If many years go by and an actor is paid very little or nothing at all for their acting work, does that mean they aren’t meant for this profession and should just quit? Does it mean they aren’t talented?
Throughout our decades of teaching and being around the business, we’ve seen many truly talented, skilled actors, who constantly work in theater and various mediums but make very little money doing so. They are doing incredible work, honing their talents, building their resumes, and most importantly, loving what they do…they just have to have another job to support themselves.
It’s continuously impressive to watch skilled, wonderful actors who consistently perform on stage in non-paid showcases getting rave reviews and winning awards, but who actually pay their bills in a completely non-acting-related profession.
Do you want to tell these well-trained, talented actors to abandon the thing they love doing, something that contributes joy and a civilizing influence to our society, because they fall short of a particular dollar amount in the remuneration they get for doing it?
For them, this is a calling that goes beyond money. If you must act, you act even if you never receive any money for it. You’re going to hear people say that unless you’re paid for what you do, it’s a hobby, not a profession; but those words don’t apply when you’re talking about a calling. That goes deeper than either a profession or a hobby.
Because the field of acting is inherently inconsistent, even famous actors who’ve achieved substantial economic success from acting will say they need to pursue income from outside sources—promoting products, other business ventures, investing—to ensure they have a steady revenue stream when lucrative acting jobs aren’t coming their way.
We believe everyone should strive to improve their skills, stretching their range and perfecting how they can fill a character niche the better to commercialize their work. And every actor who aspires to make money from acting needs to look at the business side of acting with a cold, analytic eye. But in the end, a gratifying life is about having a sense of meaning and purpose: following your bliss. If you love how you spend your time, that’s the richest success of all.
Although we train every actor for a professional career and hopefully they can break the code of booking jobs and exclusively support themselves that way, we in no way discourage non-paying work or say it’s a mark of being less-than capable if they can’t count on that regular check. There are just too many variables to getting a job: your type, who you know, luck, etc. We encourage every actor to continue finding other ways to support themselves and to do what they love whenever they can.
Sanford Meisner (upon whose genius or acting school is based) said, “Being an actor was never supposed to be about fame and money. Being an actor is a religious calling because you’ve been given the ability, the gift to inspire humanity. Life beats down and crushes our souls and theatre reminds us we have one.”

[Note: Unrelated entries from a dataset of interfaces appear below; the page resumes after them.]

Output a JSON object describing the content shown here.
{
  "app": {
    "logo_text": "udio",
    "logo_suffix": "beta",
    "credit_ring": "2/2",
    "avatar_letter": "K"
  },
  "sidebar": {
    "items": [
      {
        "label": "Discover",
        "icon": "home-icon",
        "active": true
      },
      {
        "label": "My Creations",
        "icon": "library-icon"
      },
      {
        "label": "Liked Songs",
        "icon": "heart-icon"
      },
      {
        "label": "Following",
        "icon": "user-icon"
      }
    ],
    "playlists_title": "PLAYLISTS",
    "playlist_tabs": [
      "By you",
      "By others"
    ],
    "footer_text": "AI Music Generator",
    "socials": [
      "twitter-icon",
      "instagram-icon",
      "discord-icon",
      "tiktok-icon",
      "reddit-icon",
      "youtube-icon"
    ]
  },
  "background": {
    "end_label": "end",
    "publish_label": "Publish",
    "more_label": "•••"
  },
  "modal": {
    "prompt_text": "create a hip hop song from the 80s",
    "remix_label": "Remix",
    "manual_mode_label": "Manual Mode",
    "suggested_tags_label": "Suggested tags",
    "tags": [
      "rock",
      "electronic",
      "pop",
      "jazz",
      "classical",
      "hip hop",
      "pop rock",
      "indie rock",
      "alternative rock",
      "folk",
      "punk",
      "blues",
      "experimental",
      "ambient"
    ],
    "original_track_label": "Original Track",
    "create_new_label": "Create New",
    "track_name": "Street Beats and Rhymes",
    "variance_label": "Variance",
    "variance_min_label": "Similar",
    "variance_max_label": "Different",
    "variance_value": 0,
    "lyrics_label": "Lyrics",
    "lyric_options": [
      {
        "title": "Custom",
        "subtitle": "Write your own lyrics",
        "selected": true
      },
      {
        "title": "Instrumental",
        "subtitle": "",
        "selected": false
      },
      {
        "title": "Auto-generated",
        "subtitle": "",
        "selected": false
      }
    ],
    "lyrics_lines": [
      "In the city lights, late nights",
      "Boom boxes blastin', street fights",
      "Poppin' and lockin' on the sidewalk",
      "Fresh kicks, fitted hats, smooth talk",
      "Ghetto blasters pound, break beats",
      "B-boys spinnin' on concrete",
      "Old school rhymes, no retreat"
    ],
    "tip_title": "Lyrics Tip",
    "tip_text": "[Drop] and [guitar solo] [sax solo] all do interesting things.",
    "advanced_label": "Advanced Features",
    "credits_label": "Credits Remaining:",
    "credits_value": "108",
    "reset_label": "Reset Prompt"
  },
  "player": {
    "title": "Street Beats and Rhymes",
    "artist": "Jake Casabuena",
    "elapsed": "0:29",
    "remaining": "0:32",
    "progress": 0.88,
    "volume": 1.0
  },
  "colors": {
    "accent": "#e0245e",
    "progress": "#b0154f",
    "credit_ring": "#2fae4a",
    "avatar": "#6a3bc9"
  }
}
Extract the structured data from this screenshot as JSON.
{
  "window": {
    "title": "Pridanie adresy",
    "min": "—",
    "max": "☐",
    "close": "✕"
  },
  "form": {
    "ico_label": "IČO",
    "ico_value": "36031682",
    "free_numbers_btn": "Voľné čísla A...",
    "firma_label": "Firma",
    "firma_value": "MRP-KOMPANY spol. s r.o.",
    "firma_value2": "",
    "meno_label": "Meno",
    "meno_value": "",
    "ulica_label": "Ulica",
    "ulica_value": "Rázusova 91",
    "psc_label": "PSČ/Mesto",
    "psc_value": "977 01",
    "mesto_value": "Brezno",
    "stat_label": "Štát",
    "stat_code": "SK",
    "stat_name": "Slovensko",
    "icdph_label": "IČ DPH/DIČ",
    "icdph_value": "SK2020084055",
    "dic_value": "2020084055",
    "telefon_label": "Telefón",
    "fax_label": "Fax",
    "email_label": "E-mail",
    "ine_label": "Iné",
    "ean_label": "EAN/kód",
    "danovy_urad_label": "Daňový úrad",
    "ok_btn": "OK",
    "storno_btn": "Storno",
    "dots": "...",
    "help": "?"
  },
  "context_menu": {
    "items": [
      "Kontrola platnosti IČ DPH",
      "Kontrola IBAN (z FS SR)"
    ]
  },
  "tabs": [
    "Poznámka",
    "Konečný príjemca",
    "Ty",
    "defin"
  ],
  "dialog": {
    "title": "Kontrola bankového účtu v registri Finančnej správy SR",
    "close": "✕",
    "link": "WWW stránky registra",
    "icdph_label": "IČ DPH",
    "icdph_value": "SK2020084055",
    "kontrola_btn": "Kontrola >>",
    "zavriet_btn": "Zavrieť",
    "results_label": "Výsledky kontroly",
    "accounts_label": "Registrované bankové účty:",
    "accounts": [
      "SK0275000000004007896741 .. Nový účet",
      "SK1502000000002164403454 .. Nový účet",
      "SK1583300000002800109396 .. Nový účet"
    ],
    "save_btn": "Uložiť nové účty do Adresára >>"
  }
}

And surprise, surprise! As a consequence of having that sense of mission and that I-don’t-need-your-approval-to-do-this attitude, we’ve seen many actors who’ve eventually had the day come when their sole living does come from acting work. All because they just kept doing it, whenever they could, wherever they could, pay or no pay.